• ABOUT THIS EXERCISE
The expected response is a copy of every line in the entries below that includes the word "meaning".

(Stored items)
[Start of Attachment]

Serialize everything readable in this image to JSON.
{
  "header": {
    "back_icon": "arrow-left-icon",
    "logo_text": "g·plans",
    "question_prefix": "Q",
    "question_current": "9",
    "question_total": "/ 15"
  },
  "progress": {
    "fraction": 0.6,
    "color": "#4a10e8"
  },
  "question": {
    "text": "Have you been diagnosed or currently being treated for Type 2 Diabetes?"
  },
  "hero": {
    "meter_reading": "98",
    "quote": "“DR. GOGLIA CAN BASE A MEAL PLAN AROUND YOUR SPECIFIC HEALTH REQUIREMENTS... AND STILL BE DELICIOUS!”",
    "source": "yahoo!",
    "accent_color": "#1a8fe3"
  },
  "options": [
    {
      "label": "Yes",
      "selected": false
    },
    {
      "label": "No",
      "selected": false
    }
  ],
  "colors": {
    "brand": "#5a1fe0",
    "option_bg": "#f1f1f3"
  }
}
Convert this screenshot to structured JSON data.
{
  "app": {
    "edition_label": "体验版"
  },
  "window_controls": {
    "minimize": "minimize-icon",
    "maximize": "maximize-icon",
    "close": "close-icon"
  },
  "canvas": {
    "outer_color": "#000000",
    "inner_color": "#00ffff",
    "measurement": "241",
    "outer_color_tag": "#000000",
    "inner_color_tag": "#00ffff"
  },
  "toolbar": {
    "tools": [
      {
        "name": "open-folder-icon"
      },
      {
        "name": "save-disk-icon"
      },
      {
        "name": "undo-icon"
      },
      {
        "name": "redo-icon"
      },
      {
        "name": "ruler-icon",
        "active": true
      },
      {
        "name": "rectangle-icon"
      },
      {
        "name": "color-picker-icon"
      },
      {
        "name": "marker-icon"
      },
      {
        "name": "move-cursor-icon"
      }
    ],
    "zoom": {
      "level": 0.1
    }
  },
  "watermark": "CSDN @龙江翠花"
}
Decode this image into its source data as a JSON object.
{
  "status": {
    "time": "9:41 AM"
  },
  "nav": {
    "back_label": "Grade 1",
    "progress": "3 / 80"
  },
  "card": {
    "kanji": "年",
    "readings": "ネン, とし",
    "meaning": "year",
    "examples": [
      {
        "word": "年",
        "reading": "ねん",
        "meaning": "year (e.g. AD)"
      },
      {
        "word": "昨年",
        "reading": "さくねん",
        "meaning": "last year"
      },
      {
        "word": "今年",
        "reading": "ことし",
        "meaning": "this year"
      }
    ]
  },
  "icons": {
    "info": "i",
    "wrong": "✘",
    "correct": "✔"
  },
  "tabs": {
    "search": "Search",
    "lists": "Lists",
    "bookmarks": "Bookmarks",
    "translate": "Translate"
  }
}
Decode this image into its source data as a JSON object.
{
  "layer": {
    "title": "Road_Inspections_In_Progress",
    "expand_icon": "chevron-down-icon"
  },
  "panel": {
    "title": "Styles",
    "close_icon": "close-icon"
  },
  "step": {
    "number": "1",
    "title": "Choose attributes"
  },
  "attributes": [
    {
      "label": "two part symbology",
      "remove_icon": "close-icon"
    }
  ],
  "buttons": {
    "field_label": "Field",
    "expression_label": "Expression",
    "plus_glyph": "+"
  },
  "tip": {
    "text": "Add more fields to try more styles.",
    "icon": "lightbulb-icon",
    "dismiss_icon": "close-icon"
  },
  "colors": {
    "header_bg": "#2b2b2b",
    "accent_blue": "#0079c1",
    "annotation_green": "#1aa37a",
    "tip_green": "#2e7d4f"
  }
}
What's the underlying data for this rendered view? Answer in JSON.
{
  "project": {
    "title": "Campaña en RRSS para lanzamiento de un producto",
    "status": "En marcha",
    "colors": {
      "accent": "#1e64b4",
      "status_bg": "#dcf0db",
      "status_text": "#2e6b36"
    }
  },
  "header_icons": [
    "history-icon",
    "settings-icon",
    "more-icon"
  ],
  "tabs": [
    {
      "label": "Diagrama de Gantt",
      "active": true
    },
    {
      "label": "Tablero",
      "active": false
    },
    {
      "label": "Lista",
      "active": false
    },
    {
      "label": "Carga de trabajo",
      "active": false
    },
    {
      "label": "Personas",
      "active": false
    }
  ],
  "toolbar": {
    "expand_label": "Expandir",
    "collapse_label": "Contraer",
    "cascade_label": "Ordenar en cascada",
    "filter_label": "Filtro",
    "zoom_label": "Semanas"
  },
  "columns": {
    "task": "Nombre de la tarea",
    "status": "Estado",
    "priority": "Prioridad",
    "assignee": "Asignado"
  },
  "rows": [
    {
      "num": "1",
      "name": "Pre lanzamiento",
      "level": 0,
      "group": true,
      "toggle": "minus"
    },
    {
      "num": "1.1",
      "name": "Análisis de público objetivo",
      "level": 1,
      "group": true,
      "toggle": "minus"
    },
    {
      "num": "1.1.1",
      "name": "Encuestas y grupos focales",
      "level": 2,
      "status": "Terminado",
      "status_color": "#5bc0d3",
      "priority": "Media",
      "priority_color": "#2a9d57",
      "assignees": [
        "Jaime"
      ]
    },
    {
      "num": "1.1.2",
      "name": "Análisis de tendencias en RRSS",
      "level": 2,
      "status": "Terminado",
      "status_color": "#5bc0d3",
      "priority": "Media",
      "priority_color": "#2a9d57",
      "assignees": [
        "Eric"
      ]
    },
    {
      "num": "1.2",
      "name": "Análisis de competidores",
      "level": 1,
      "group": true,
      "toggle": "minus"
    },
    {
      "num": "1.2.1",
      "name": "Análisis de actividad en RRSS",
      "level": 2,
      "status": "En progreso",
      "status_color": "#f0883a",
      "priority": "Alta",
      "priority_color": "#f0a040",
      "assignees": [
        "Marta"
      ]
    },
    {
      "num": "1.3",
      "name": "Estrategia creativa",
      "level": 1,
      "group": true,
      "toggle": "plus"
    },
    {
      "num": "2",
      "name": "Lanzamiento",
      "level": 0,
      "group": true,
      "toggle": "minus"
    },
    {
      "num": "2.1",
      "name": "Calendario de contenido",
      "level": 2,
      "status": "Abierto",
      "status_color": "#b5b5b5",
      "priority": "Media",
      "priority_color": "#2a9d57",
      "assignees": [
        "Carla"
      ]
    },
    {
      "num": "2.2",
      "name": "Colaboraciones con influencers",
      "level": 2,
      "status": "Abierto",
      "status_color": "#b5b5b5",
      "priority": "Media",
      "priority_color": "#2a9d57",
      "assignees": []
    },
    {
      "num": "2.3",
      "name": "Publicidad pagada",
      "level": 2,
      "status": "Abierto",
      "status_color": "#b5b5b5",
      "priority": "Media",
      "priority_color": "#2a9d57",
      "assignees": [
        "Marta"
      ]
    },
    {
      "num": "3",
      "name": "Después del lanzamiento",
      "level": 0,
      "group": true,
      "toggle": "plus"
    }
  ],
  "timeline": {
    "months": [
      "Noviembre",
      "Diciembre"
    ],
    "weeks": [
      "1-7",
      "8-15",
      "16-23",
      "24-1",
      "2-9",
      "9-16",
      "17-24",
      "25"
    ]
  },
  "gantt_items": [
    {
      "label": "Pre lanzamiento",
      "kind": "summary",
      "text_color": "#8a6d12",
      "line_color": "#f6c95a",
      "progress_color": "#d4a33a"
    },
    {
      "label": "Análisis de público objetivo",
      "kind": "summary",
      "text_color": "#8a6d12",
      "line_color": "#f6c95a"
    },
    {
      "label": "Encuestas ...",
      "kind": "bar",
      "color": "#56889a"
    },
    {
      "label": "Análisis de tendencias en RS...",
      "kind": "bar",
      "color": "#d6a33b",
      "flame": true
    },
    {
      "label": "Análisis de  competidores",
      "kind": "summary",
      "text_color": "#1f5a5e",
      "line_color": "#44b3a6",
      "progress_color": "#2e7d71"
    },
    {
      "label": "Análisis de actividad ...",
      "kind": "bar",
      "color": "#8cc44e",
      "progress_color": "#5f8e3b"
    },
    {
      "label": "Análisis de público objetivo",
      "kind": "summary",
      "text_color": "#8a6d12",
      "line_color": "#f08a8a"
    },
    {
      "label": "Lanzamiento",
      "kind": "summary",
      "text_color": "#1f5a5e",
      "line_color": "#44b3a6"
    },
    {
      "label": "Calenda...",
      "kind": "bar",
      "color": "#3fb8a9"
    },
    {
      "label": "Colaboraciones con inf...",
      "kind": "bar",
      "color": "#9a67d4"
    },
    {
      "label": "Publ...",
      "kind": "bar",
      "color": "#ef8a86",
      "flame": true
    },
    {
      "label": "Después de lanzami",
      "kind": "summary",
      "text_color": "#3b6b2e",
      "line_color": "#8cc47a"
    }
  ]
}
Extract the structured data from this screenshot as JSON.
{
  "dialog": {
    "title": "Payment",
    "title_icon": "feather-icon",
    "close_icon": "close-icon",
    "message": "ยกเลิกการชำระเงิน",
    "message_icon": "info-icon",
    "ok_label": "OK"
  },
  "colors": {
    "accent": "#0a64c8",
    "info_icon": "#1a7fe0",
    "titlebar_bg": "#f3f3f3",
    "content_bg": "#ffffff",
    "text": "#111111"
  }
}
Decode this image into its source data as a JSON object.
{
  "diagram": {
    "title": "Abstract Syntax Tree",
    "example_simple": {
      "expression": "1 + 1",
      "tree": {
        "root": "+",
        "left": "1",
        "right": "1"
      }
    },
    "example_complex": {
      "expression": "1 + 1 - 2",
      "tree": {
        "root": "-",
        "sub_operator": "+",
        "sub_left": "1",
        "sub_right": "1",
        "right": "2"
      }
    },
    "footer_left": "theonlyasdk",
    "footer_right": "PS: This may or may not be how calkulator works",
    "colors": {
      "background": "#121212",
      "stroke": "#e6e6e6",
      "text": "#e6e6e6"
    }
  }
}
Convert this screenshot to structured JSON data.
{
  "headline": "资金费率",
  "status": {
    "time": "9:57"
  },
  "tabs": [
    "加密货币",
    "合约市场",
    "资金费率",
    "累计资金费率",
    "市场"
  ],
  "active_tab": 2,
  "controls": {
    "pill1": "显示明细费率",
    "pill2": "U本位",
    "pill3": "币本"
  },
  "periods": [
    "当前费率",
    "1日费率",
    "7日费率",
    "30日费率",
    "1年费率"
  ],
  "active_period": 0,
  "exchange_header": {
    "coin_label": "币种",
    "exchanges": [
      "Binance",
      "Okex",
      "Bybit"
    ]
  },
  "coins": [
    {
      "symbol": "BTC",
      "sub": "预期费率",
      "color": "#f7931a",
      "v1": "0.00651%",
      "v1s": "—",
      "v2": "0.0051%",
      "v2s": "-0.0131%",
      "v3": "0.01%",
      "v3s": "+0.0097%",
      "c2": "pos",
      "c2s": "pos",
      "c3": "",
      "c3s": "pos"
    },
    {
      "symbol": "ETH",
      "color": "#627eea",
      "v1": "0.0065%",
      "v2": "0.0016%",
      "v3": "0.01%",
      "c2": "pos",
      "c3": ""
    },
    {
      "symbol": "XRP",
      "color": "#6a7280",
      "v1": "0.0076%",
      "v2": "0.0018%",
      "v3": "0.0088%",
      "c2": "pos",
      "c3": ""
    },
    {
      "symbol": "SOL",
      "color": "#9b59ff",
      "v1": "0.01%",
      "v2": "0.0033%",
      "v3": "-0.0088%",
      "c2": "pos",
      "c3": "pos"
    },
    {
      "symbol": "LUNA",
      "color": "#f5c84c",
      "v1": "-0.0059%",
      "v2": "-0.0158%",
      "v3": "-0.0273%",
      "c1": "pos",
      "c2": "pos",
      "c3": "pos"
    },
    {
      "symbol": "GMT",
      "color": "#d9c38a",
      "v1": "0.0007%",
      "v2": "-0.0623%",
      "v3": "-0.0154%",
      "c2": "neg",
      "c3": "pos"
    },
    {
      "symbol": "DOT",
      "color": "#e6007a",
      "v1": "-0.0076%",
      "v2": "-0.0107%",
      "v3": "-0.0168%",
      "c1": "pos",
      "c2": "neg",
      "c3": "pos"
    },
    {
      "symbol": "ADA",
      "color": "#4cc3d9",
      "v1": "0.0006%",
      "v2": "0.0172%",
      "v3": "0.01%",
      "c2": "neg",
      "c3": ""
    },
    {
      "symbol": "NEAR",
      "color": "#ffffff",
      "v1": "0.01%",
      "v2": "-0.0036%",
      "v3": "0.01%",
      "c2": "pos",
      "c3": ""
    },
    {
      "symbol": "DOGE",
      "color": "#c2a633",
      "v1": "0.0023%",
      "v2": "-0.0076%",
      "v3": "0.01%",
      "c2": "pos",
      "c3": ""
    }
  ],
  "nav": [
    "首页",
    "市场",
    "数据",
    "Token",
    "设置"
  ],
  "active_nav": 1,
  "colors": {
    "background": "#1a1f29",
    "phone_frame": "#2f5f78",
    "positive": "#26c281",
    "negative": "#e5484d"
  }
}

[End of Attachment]

• ANSWER BOX
    "meaning": "year",
        "meaning": "year (e.g. AD)"
        "meaning": "last year"
        "meaning": "this year"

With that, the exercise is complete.